GIVEN DATA below:

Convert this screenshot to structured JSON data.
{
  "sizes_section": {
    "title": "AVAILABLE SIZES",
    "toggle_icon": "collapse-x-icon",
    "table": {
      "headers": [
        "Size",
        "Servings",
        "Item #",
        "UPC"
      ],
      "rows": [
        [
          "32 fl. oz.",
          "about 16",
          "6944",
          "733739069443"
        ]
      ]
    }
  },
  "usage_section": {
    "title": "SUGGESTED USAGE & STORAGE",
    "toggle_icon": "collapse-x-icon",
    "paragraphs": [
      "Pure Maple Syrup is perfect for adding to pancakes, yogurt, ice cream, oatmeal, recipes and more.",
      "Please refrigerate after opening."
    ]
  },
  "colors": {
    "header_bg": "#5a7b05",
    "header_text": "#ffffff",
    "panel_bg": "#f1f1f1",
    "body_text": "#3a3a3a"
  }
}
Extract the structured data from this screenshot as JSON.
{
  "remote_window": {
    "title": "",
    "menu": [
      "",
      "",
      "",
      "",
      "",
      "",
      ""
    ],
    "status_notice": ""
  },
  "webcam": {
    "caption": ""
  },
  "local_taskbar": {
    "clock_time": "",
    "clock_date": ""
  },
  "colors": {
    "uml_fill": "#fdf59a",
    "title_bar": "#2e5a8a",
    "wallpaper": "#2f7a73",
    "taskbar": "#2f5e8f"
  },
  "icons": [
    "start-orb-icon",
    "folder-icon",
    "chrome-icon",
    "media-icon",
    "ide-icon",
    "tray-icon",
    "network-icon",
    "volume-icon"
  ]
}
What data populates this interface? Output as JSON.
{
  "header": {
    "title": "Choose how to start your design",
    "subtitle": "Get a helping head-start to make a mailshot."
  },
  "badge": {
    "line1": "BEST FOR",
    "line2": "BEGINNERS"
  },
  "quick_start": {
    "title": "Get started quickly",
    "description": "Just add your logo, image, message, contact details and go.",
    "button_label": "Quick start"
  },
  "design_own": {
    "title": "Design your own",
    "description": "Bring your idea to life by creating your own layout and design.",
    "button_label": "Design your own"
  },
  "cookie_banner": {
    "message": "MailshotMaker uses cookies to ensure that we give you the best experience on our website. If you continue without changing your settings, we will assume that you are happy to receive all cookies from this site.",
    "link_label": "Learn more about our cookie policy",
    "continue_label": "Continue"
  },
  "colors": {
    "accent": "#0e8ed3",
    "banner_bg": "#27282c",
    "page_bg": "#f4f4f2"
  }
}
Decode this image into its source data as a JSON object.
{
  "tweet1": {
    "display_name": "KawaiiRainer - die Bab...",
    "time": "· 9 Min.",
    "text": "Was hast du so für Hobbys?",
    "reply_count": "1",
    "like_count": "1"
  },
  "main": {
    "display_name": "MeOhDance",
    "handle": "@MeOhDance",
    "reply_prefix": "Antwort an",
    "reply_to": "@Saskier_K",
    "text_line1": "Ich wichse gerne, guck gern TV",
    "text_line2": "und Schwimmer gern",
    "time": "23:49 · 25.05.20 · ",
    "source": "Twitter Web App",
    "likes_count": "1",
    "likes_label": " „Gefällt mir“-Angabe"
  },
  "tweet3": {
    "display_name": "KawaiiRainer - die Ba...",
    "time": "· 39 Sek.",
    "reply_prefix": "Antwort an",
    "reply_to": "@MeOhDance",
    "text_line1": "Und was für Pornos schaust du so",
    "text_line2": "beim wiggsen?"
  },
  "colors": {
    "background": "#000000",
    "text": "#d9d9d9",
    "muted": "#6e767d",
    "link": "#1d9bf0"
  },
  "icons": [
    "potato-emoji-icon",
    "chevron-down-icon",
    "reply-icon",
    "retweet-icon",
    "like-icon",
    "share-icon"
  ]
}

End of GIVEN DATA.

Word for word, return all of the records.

→ **ANSWER SECTION**
Convert this screenshot to structured JSON data.
{
  "sizes_section": {
    "title": "AVAILABLE SIZES",
    "toggle_icon": "collapse-x-icon",
    "table": {
      "headers": [
        "Size",
        "Servings",
        "Item #",
        "UPC"
      ],
      "rows": [
        [
          "32 fl. oz.",
          "about 16",
          "6944",
          "733739069443"
        ]
      ]
    }
  },
  "usage_section": {
    "title": "SUGGESTED USAGE & STORAGE",
    "toggle_icon": "collapse-x-icon",
    "paragraphs": [
      "Pure Maple Syrup is perfect for adding to pancakes, yogurt, ice cream, oatmeal, recipes and more.",
      "Please refrigerate after opening."
    ]
  },
  "colors": {
    "header_bg": "#5a7b05",
    "header_text": "#ffffff",
    "panel_bg": "#f1f1f1",
    "body_text": "#3a3a3a"
  }
}
Extract the structured data from this screenshot as JSON.
{
  "remote_window": {
    "title": "",
    "menu": [
      "",
      "",
      "",
      "",
      "",
      "",
      ""
    ],
    "status_notice": ""
  },
  "webcam": {
    "caption": ""
  },
  "local_taskbar": {
    "clock_time": "",
    "clock_date": ""
  },
  "colors": {
    "uml_fill": "#fdf59a",
    "title_bar": "#2e5a8a",
    "wallpaper": "#2f7a73",
    "taskbar": "#2f5e8f"
  },
  "icons": [
    "start-orb-icon",
    "folder-icon",
    "chrome-icon",
    "media-icon",
    "ide-icon",
    "tray-icon",
    "network-icon",
    "volume-icon"
  ]
}
What data populates this interface? Output as JSON.
{
  "header": {
    "title": "Choose how to start your design",
    "subtitle": "Get a helping head-start to make a mailshot."
  },
  "badge": {
    "line1": "BEST FOR",
    "line2": "BEGINNERS"
  },
  "quick_start": {
    "title": "Get started quickly",
    "description": "Just add your logo, image, message, contact details and go.",
    "button_label": "Quick start"
  },
  "design_own": {
    "title": "Design your own",
    "description": "Bring your idea to life by creating your own layout and design.",
    "button_label": "Design your own"
  },
  "cookie_banner": {
    "message": "MailshotMaker uses cookies to ensure that we give you the best experience on our website. If you continue without changing your settings, we will assume that you are happy to receive all cookies from this site.",
    "link_label": "Learn more about our cookie policy",
    "continue_label": "Continue"
  },
  "colors": {
    "accent": "#0e8ed3",
    "banner_bg": "#27282c",
    "page_bg": "#f4f4f2"
  }
}
Decode this image into its source data as a JSON object.
{
  "tweet1": {
    "display_name": "KawaiiRainer - die Bab...",
    "time": "· 9 Min.",
    "text": "Was hast du so für Hobbys?",
    "reply_count": "1",
    "like_count": "1"
  },
  "main": {
    "display_name": "MeOhDance",
    "handle": "@MeOhDance",
    "reply_prefix": "Antwort an",
    "reply_to": "@Saskier_K",
    "text_line1": "Ich wichse gerne, guck gern TV",
    "text_line2": "und Schwimmer gern",
    "time": "23:49 · 25.05.20 · ",
    "source": "Twitter Web App",
    "likes_count": "1",
    "likes_label": " „Gefällt mir“-Angabe"
  },
  "tweet3": {
    "display_name": "KawaiiRainer - die Ba...",
    "time": "· 39 Sek.",
    "reply_prefix": "Antwort an",
    "reply_to": "@MeOhDance",
    "text_line1": "Und was für Pornos schaust du so",
    "text_line2": "beim wiggsen?"
  },
  "colors": {
    "background": "#000000",
    "text": "#d9d9d9",
    "muted": "#6e767d",
    "link": "#1d9bf0"
  },
  "icons": [
    "potato-emoji-icon",
    "chevron-down-icon",
    "reply-icon",
    "retweet-icon",
    "like-icon",
    "share-icon"
  ]
}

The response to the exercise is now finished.